As I started writing these words, my wife asked me to come and help her plant some trees. We walked around the leaf-covered lawn, looking for potential sites. Thoughts of the Advent journey still soaked my mind as I starting digging a hole. After covering the plant in dirt, my wife knelt down and prayed a blessing. I watched hope in action. Preparing for the light of tomorrow in the simple act of planting today.

Advent might be like planting a garden in the dark. We expect a coming light that will awaken these seeds to life. Isaiah sings out to the exiled children of God,

O house of Jacob,
come, let us walk
in the light of the Lord. (2:5)

And his song still echoes. Let us heed the call and walk in hope. As we go, let us plant seeds of love and peace and healing and joy. We plant a seed and keep moving forward in hope. In each step, we watch and wait expectantly for the Sun of Righteousness to come with healing in His wings.

Image by Dunnock_D (used by permission via Creative Commons).

3 Comments

  1. “Advent is hope calling out in the dark.” The book of the Bible that speaks of hope the most is Psalms…a book on praise; however, Job speaks about it almost as much…a book of confusion, pain, and trial. I don’t think it’s coincidence that hope is mentioned the most in books, generally speaking, that are juxtaposed in themes of praise and misery. What bridges pain and praise more than hope?

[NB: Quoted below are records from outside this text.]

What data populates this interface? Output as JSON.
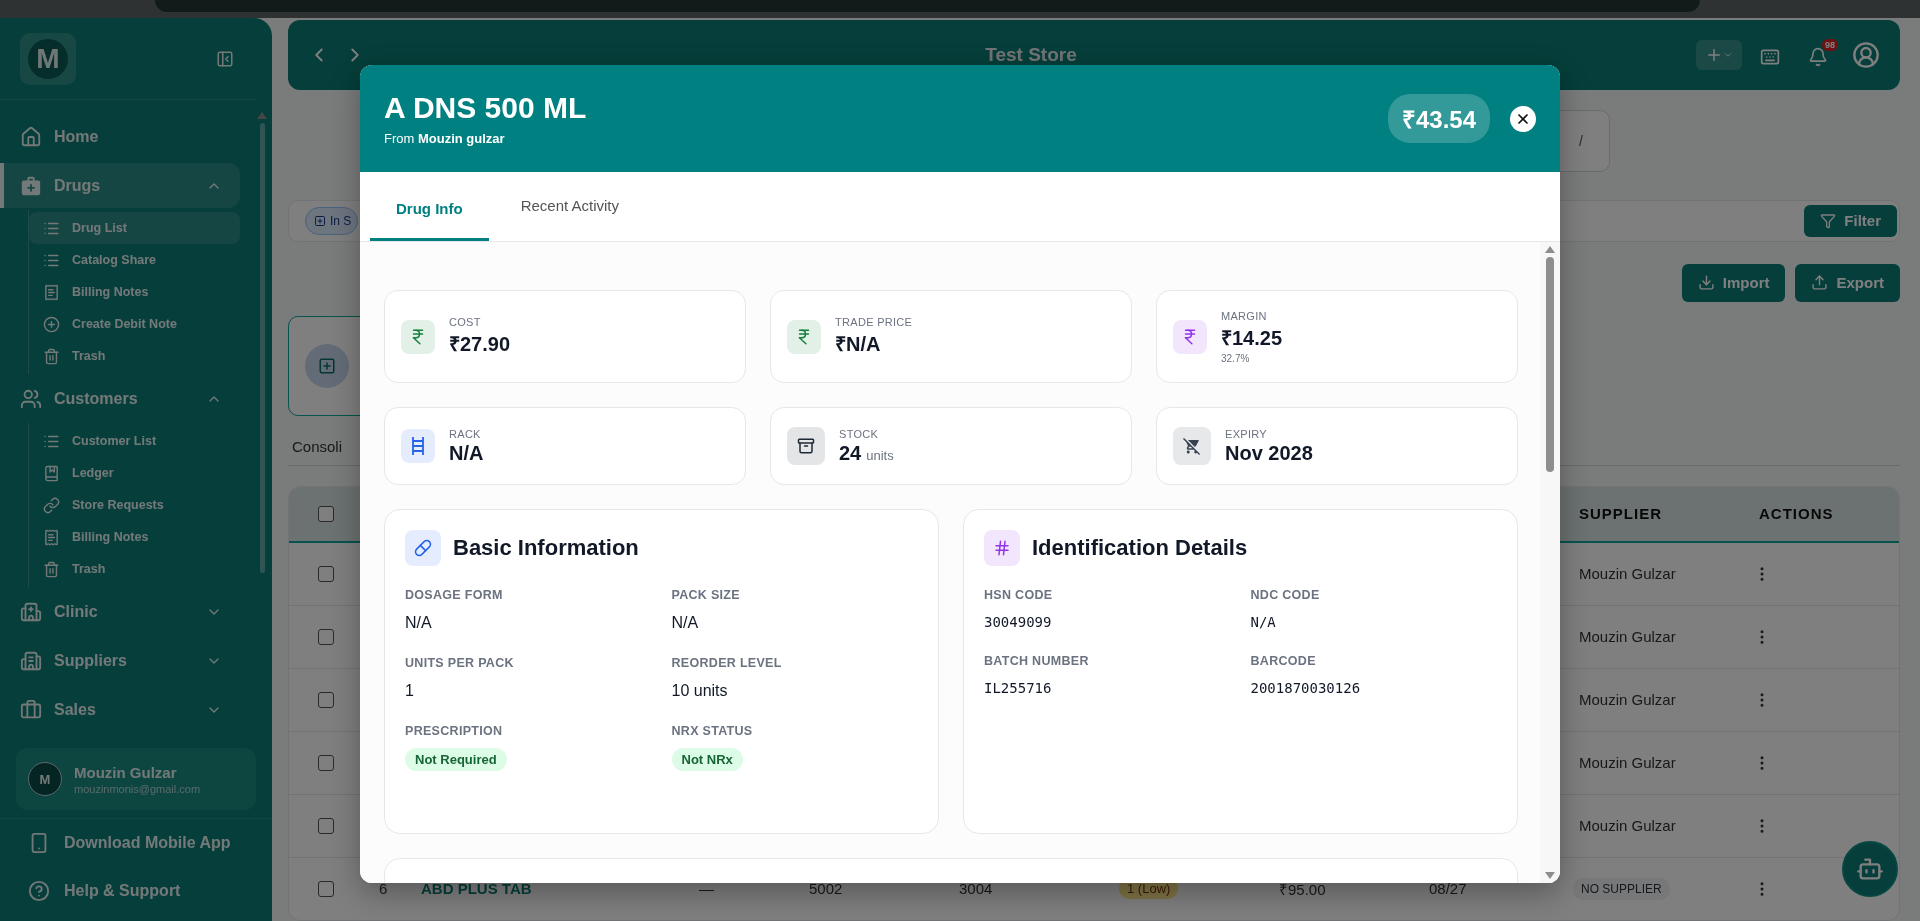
{
  "sidebar": {
    "logo": "M",
    "nav": [
      {
        "kind": "link",
        "label": "Home",
        "selected": false
      },
      {
        "kind": "group",
        "label": "Drugs",
        "selected": true,
        "expanded": true,
        "children": [
          {
            "label": "Drug List",
            "selected": true
          },
          {
            "label": "Catalog Share",
            "selected": false
          },
          {
            "label": "Billing Notes",
            "selected": false
          },
          {
            "label": "Create Debit Note",
            "selected": false
          },
          {
            "label": "Trash",
            "selected": false
          }
        ]
      },
      {
        "kind": "group",
        "label": "Customers",
        "selected": false,
        "expanded": true,
        "children": [
          {
            "label": "Customer List",
            "selected": false
          },
          {
            "label": "Ledger",
            "selected": false
          },
          {
            "label": "Store Requests",
            "selected": false
          },
          {
            "label": "Billing Notes",
            "selected": false
          },
          {
            "label": "Trash",
            "selected": false
          }
        ]
      },
      {
        "kind": "group",
        "label": "Clinic",
        "selected": false,
        "expanded": false
      },
      {
        "kind": "group",
        "label": "Suppliers",
        "selected": false,
        "expanded": false
      },
      {
        "kind": "group",
        "label": "Sales",
        "selected": false,
        "expanded": false
      }
    ],
    "user": {
      "initial": "M",
      "name": "Mouzin Gulzar",
      "email": "mouzinmonis@gmail.com"
    },
    "footer": [
      "Download Mobile App",
      "Help & Support"
    ]
  },
  "header": {
    "title": "Test Store",
    "notifications": "98"
  },
  "page": {
    "breadcrumb_separator": "/",
    "filter_chip": "In S",
    "filter_button": "Filter",
    "import_button": "Import",
    "export_button": "Export",
    "view_tab": "Consoli",
    "table": {
      "columns": [
        "SUPPLIER",
        "ACTIONS"
      ],
      "header_checked": false,
      "rows": [
        {
          "checked": false,
          "supplier": "Mouzin Gulzar",
          "supplier_tag": false
        },
        {
          "checked": false,
          "supplier": "Mouzin Gulzar",
          "supplier_tag": false
        },
        {
          "checked": false,
          "supplier": "Mouzin Gulzar",
          "supplier_tag": false
        },
        {
          "checked": false,
          "supplier": "Mouzin Gulzar",
          "supplier_tag": false
        },
        {
          "checked": false,
          "supplier": "Mouzin Gulzar",
          "supplier_tag": false
        },
        {
          "checked": false,
          "number": "6",
          "name": "ABD PLUS TAB",
          "column_3": "—",
          "column_4": "5002",
          "column_5": "3004",
          "column_6": "1 (Low)",
          "column_7": "₹95.00",
          "column_8": "08/27",
          "supplier": "NO SUPPLIER",
          "supplier_tag": true
        }
      ]
    }
  },
  "modal": {
    "title": "A DNS 500 ML",
    "subtitle": "From **Mouzin gulzar**",
    "price": "₹43.54",
    "tabs": [
      {
        "label": "Drug Info",
        "selected": true
      },
      {
        "label": "Recent Activity",
        "selected": false
      }
    ],
    "stats": [
      {
        "label": "COST",
        "value": "₹27.90",
        "color": "#15803d"
      },
      {
        "label": "TRADE PRICE",
        "value": "₹N/A",
        "color": "#15803d"
      },
      {
        "label": "MARGIN",
        "value": "₹14.25",
        "note": "32.7%",
        "color": "#9333ea"
      },
      {
        "label": "RACK",
        "value": "N/A",
        "color": "#2563eb"
      },
      {
        "label": "STOCK",
        "value": "24",
        "unit": "units",
        "color": "#1f2937"
      },
      {
        "label": "EXPIRY",
        "value": "Nov 2028",
        "color": "#374151"
      }
    ],
    "sections": [
      {
        "title": "Basic Information",
        "color": "#2563eb",
        "fields": [
          {
            "label": "DOSAGE FORM",
            "value": "N/A",
            "kind": "text"
          },
          {
            "label": "PACK SIZE",
            "value": "N/A",
            "kind": "text"
          },
          {
            "label": "UNITS PER PACK",
            "value": "1",
            "kind": "text"
          },
          {
            "label": "REORDER LEVEL",
            "value": "10 units",
            "kind": "text"
          },
          {
            "label": "PRESCRIPTION",
            "value": "Not Required",
            "kind": "pill"
          },
          {
            "label": "NRX STATUS",
            "value": "Not NRx",
            "kind": "pill"
          }
        ]
      },
      {
        "title": "Identification Details",
        "color": "#9333ea",
        "fields": [
          {
            "label": "HSN CODE",
            "value": "30049099",
            "kind": "code"
          },
          {
            "label": "NDC CODE",
            "value": "N/A",
            "kind": "code"
          },
          {
            "label": "BATCH NUMBER",
            "value": "IL255716",
            "kind": "code"
          },
          {
            "label": "BARCODE",
            "value": "2001870030126",
            "kind": "code"
          }
        ]
      }
    ]
  }
}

May this advent spark a hope in us that seeks out a God who knows our pain, but loves us enough for us to experience His resurrection.

  2. Blessings to you, Doug, on your journey in planting St Brendans!

I'd love to hear your thoughts.

© 2017 Pilgrim Notes

Theme by Anders NorenUp ↑